228393 Diabetes teaching modules for those with low literacy

Tuesday, November 9, 2010

Peggy Gallup, PhD, MPH , Department of Public Health, S Connecticut State University, New Haven, CT
Cindy Kozak, RD, CDE , Diabetes Prevention and Control, Connecticut Department of Public Health, Hartford, CT
William Stohler, MPH, EdD , Department of Public Health, Southern Connecticut State University, New Haven, CT
Kimberley Lacey, DNSc, MSN , Department of Nursing, Southern Connecticut State University, New Haven, CT
Mariza Rsado, BS Public Health , Eastern Connecticut AHEC, Willimantic, CT
A series of diabetes low-literacy handouts and teaching modules for patients with low educational levels and limited English proficiency were developed. The development was based upon ideas from focus groups conducted with clinical staff, (nurses, dieticians, certified diabetes educators and medical assistants) from two Community Health Centers. The clinicians defined the topics and the target audience. They emphasized that materials must be written at a very-low reading level, with a single uncomplicated message that could be delivered in a brief encounter. Having Spanish versions available was also important. Draft versions of the pamphlets were reviewed in another focus group with staff and by a diabetes patient support group, and they were modified according to their comments.

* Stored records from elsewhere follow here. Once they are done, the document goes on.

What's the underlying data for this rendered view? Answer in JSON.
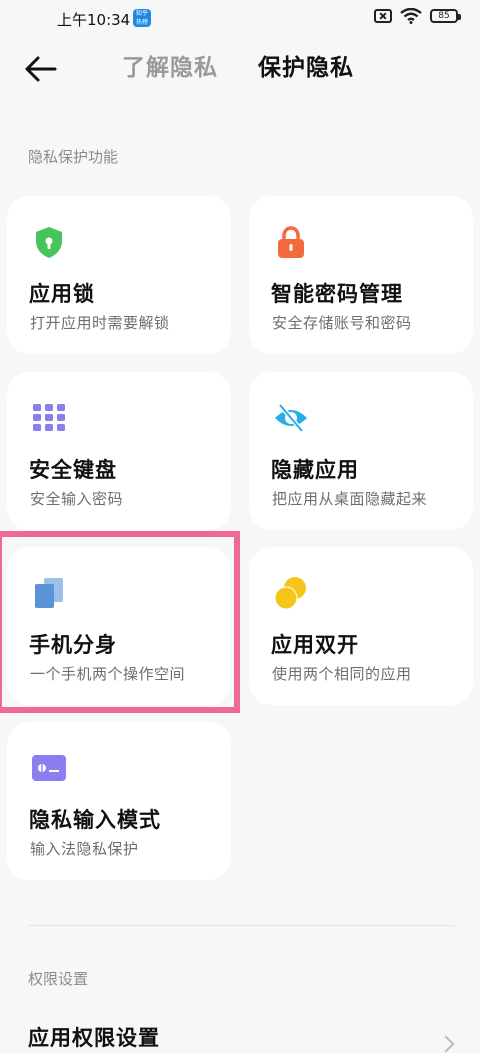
{
  "status": {
    "time": "上午10:34",
    "battery": "85"
  },
  "tabs": {
    "inactive": "了解隐私",
    "active": "保护隐私"
  },
  "sections": {
    "privacy": "隐私保护功能",
    "permissions": "权限设置"
  },
  "cards": [
    {
      "title": "应用锁",
      "subtitle": "打开应用时需要解锁",
      "icon": "shield-icon"
    },
    {
      "title": "智能密码管理",
      "subtitle": "安全存储账号和密码",
      "icon": "lock-icon"
    },
    {
      "title": "安全键盘",
      "subtitle": "安全输入密码",
      "icon": "keyboard-icon"
    },
    {
      "title": "隐藏应用",
      "subtitle": "把应用从桌面隐藏起来",
      "icon": "eye-off-icon"
    },
    {
      "title": "手机分身",
      "subtitle": "一个手机两个操作空间",
      "icon": "dual-space-icon"
    },
    {
      "title": "应用双开",
      "subtitle": "使用两个相同的应用",
      "icon": "dual-apps-icon"
    },
    {
      "title": "隐私输入模式",
      "subtitle": "输入法隐私保护",
      "icon": "private-input-icon"
    }
  ],
  "permission_settings": {
    "label": "应用权限设置"
  },
  "colors": {
    "highlight": "#ee6a94",
    "tab_active": "#111111",
    "tab_inactive": "#9a9a9a"
  }
}
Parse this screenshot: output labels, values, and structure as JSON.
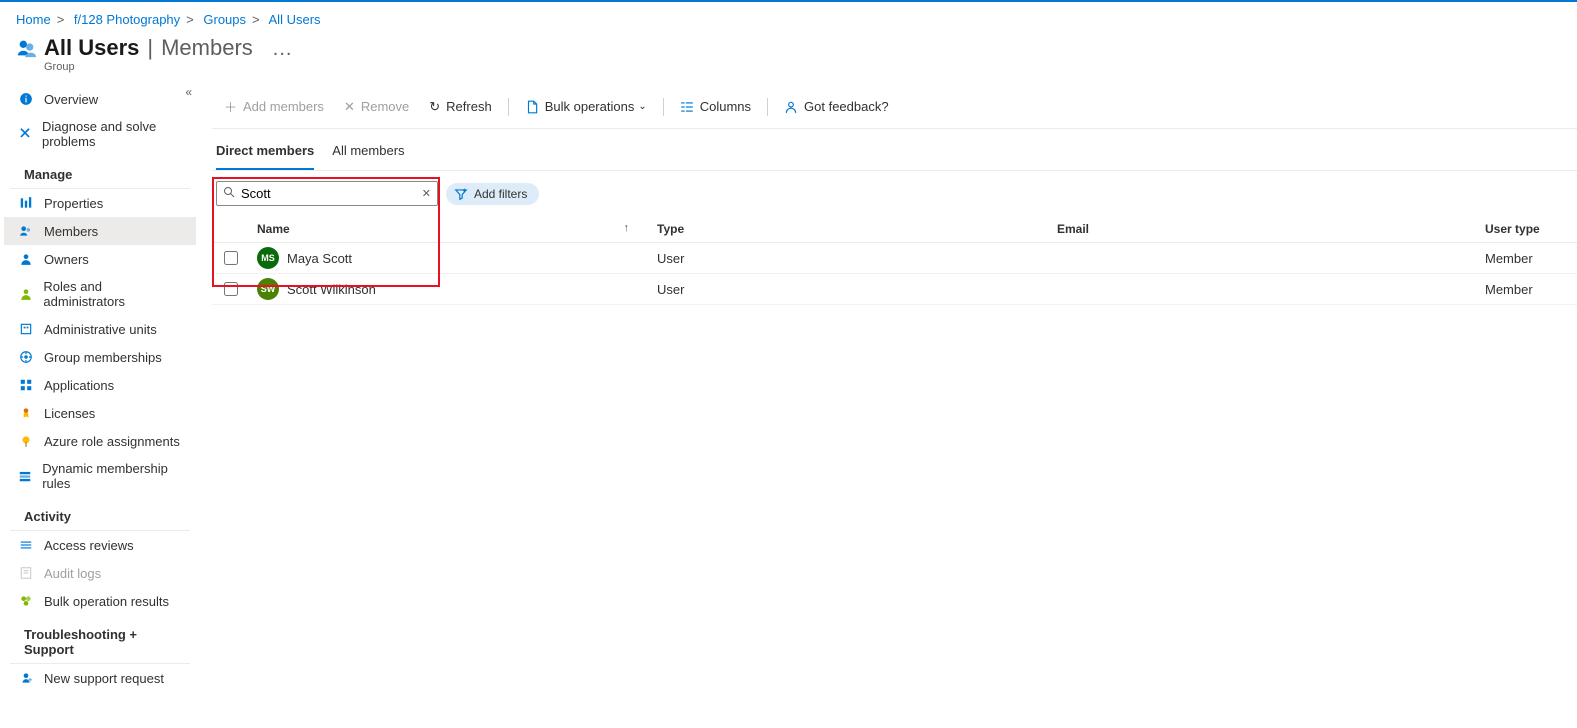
{
  "breadcrumbs": [
    "Home",
    "f/128 Photography",
    "Groups",
    "All Users"
  ],
  "header": {
    "title_main": "All Users",
    "title_second": "Members",
    "subtitle": "Group",
    "more": "..."
  },
  "sidebar": {
    "top": [
      {
        "label": "Overview",
        "icon": "info",
        "color": "#0078d4"
      },
      {
        "label": "Diagnose and solve problems",
        "icon": "diagnose",
        "color": "#0078d4"
      }
    ],
    "sections": [
      {
        "header": "Manage",
        "items": [
          {
            "label": "Properties",
            "icon": "properties",
            "color": "#0078d4"
          },
          {
            "label": "Members",
            "icon": "members",
            "color": "#0078d4",
            "active": true
          },
          {
            "label": "Owners",
            "icon": "owners",
            "color": "#0078d4"
          },
          {
            "label": "Roles and administrators",
            "icon": "roles",
            "color": "#7fba00"
          },
          {
            "label": "Administrative units",
            "icon": "adminunits",
            "color": "#0078d4"
          },
          {
            "label": "Group memberships",
            "icon": "groupmem",
            "color": "#0078d4"
          },
          {
            "label": "Applications",
            "icon": "apps",
            "color": "#0078d4"
          },
          {
            "label": "Licenses",
            "icon": "licenses",
            "color": "#d47300"
          },
          {
            "label": "Azure role assignments",
            "icon": "azurerole",
            "color": "#ffb900"
          },
          {
            "label": "Dynamic membership rules",
            "icon": "dynamic",
            "color": "#0078d4"
          }
        ]
      },
      {
        "header": "Activity",
        "items": [
          {
            "label": "Access reviews",
            "icon": "access",
            "color": "#0078d4"
          },
          {
            "label": "Audit logs",
            "icon": "audit",
            "color": "#a19f9d",
            "disabled": true
          },
          {
            "label": "Bulk operation results",
            "icon": "bulkres",
            "color": "#7fba00"
          }
        ]
      },
      {
        "header": "Troubleshooting + Support",
        "items": [
          {
            "label": "New support request",
            "icon": "support",
            "color": "#0078d4"
          }
        ]
      }
    ]
  },
  "toolbar": {
    "add_members": "Add members",
    "remove": "Remove",
    "refresh": "Refresh",
    "bulk_ops": "Bulk operations",
    "columns": "Columns",
    "feedback": "Got feedback?"
  },
  "tabs": {
    "direct": "Direct members",
    "all": "All members"
  },
  "search": {
    "value": "Scott"
  },
  "add_filters_label": "Add filters",
  "columns": {
    "name": "Name",
    "type": "Type",
    "email": "Email",
    "usertype": "User type"
  },
  "rows": [
    {
      "initials": "MS",
      "avatarColor": "#0b6a0b",
      "name": "Maya Scott",
      "type": "User",
      "email": "",
      "usertype": "Member"
    },
    {
      "initials": "SW",
      "avatarColor": "#498205",
      "name": "Scott Wilkinson",
      "type": "User",
      "email": "",
      "usertype": "Member"
    }
  ]
}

The pamphlets address blood sugar, diabetes medication, healthy eating, physical activity, depression, stress management and support from family and friends. They are written at a fourth grade level with simple short phrases and illustrated with Word's Clip Art. They are low cost in that each is “Camera Ready,” so organizations can make their own. They are also available in Spanish. The teaching modules describe talking points that community health workers and medical assistants can use to reinforce the self-management practices in the pamphlets, and to begin conversations. In addition a colored poster entitled “Live free with Diabetes” was created illustrating the Statue of Liberty wearing sneakers and surrounded by icons that represent diabetes management. Electronic versions of the materials are available free of charge from the Connecticut Department of Public Health.

Learning Areas:
Chronic disease management and prevention
Provision of health care to the public
Public health or related nursing

Learning Objectives:
Discuss the elements of creating materials for those with low-literacy Explain the unique edicational needs of low-literacy patients for diabetes self-mangagement.

Keywords: Diabetes, Literacy

Presenting author's disclosure statement:

Qualified on the content I am responsible for because: I am a Professor of Public Health at Southern Connecticut State University and have an MPH and PhD in Public Health, as well as being an RN. I was the project director for the diabetes education program.
Any relevant financial relationships? No

I agree to comply with the American Public Health Association Conflict of Interest and Commercial Support Guidelines, and to disclose to the participants any off-label or experimental uses of a commercial product or service discussed in my presentation.